■ **DIRECTIONS FOR THIS TASK**
Please restate the listing below in full, word for word.
### EXERCISE MATERIALS ###
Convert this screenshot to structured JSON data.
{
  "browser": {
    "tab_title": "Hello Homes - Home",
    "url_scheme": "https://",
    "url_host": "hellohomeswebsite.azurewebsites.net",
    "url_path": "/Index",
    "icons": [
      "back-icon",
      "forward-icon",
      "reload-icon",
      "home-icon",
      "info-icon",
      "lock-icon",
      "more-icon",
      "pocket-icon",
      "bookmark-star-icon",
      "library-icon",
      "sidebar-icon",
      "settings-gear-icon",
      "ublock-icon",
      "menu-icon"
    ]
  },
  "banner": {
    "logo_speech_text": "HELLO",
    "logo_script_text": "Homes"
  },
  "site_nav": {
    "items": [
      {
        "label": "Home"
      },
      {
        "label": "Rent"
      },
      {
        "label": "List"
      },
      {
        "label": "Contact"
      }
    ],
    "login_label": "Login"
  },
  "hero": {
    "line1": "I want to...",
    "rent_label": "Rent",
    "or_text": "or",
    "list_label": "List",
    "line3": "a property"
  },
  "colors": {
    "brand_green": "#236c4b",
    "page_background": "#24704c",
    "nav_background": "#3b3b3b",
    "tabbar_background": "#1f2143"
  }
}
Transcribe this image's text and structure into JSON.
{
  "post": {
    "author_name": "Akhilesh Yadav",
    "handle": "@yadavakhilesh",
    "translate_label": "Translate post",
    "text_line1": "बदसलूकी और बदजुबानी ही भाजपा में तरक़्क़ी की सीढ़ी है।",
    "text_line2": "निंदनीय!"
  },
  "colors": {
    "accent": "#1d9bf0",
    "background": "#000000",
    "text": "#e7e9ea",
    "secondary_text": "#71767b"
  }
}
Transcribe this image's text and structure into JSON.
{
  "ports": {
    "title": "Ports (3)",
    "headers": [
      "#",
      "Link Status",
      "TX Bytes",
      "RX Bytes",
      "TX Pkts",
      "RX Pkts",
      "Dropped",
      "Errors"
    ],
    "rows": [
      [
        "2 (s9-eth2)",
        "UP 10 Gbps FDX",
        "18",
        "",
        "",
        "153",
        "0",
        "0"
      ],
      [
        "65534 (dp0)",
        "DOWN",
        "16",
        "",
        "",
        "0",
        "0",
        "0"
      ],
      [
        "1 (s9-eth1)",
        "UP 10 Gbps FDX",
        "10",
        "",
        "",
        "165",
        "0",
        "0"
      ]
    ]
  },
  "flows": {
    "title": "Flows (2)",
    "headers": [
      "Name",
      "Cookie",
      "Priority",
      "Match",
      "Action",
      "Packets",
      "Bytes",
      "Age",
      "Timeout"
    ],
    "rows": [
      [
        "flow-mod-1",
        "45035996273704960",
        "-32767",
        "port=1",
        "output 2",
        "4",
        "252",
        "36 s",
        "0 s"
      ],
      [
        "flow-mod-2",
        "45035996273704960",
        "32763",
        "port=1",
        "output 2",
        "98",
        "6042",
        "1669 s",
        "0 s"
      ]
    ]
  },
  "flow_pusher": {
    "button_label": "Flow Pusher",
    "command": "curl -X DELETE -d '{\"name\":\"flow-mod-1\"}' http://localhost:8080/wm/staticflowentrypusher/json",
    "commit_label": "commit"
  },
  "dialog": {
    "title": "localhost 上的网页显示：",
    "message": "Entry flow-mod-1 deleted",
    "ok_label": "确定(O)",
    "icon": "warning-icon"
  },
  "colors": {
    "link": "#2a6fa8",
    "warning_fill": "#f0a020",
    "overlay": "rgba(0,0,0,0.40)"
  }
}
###
■ **OUTPUT FOR THIS TASK**
Convert this screenshot to structured JSON data.
{
  "browser": {
    "tab_title": "Hello Homes - Home",
    "url_scheme": "https://",
    "url_host": "hellohomeswebsite.azurewebsites.net",
    "url_path": "/Index",
    "icons": [
      "back-icon",
      "forward-icon",
      "reload-icon",
      "home-icon",
      "info-icon",
      "lock-icon",
      "more-icon",
      "pocket-icon",
      "bookmark-star-icon",
      "library-icon",
      "sidebar-icon",
      "settings-gear-icon",
      "ublock-icon",
      "menu-icon"
    ]
  },
  "banner": {
    "logo_speech_text": "HELLO",
    "logo_script_text": "Homes"
  },
  "site_nav": {
    "items": [
      {
        "label": "Home"
      },
      {
        "label": "Rent"
      },
      {
        "label": "List"
      },
      {
        "label": "Contact"
      }
    ],
    "login_label": "Login"
  },
  "hero": {
    "line1": "I want to...",
    "rent_label": "Rent",
    "or_text": "or",
    "list_label": "List",
    "line3": "a property"
  },
  "colors": {
    "brand_green": "#236c4b",
    "page_background": "#24704c",
    "nav_background": "#3b3b3b",
    "tabbar_background": "#1f2143"
  }
}
Transcribe this image's text and structure into JSON.
{
  "post": {
    "author_name": "Akhilesh Yadav",
    "handle": "@yadavakhilesh",
    "translate_label": "Translate post",
    "text_line1": "बदसलूकी और बदजुबानी ही भाजपा में तरक़्क़ी की सीढ़ी है।",
    "text_line2": "निंदनीय!"
  },
  "colors": {
    "accent": "#1d9bf0",
    "background": "#000000",
    "text": "#e7e9ea",
    "secondary_text": "#71767b"
  }
}
Transcribe this image's text and structure into JSON.
{
  "ports": {
    "title": "Ports (3)",
    "headers": [
      "#",
      "Link Status",
      "TX Bytes",
      "RX Bytes",
      "TX Pkts",
      "RX Pkts",
      "Dropped",
      "Errors"
    ],
    "rows": [
      [
        "2 (s9-eth2)",
        "UP 10 Gbps FDX",
        "18",
        "",
        "",
        "153",
        "0",
        "0"
      ],
      [
        "65534 (dp0)",
        "DOWN",
        "16",
        "",
        "",
        "0",
        "0",
        "0"
      ],
      [
        "1 (s9-eth1)",
        "UP 10 Gbps FDX",
        "10",
        "",
        "",
        "165",
        "0",
        "0"
      ]
    ]
  },
  "flows": {
    "title": "Flows (2)",
    "headers": [
      "Name",
      "Cookie",
      "Priority",
      "Match",
      "Action",
      "Packets",
      "Bytes",
      "Age",
      "Timeout"
    ],
    "rows": [
      [
        "flow-mod-1",
        "45035996273704960",
        "-32767",
        "port=1",
        "output 2",
        "4",
        "252",
        "36 s",
        "0 s"
      ],
      [
        "flow-mod-2",
        "45035996273704960",
        "32763",
        "port=1",
        "output 2",
        "98",
        "6042",
        "1669 s",
        "0 s"
      ]
    ]
  },
  "flow_pusher": {
    "button_label": "Flow Pusher",
    "command": "curl -X DELETE -d '{\"name\":\"flow-mod-1\"}' http://localhost:8080/wm/staticflowentrypusher/json",
    "commit_label": "commit"
  },
  "dialog": {
    "title": "localhost 上的网页显示：",
    "message": "Entry flow-mod-1 deleted",
    "ok_label": "确定(O)",
    "icon": "warning-icon"
  },
  "colors": {
    "link": "#2a6fa8",
    "warning_fill": "#f0a020",
    "overlay": "rgba(0,0,0,0.40)"
  }
}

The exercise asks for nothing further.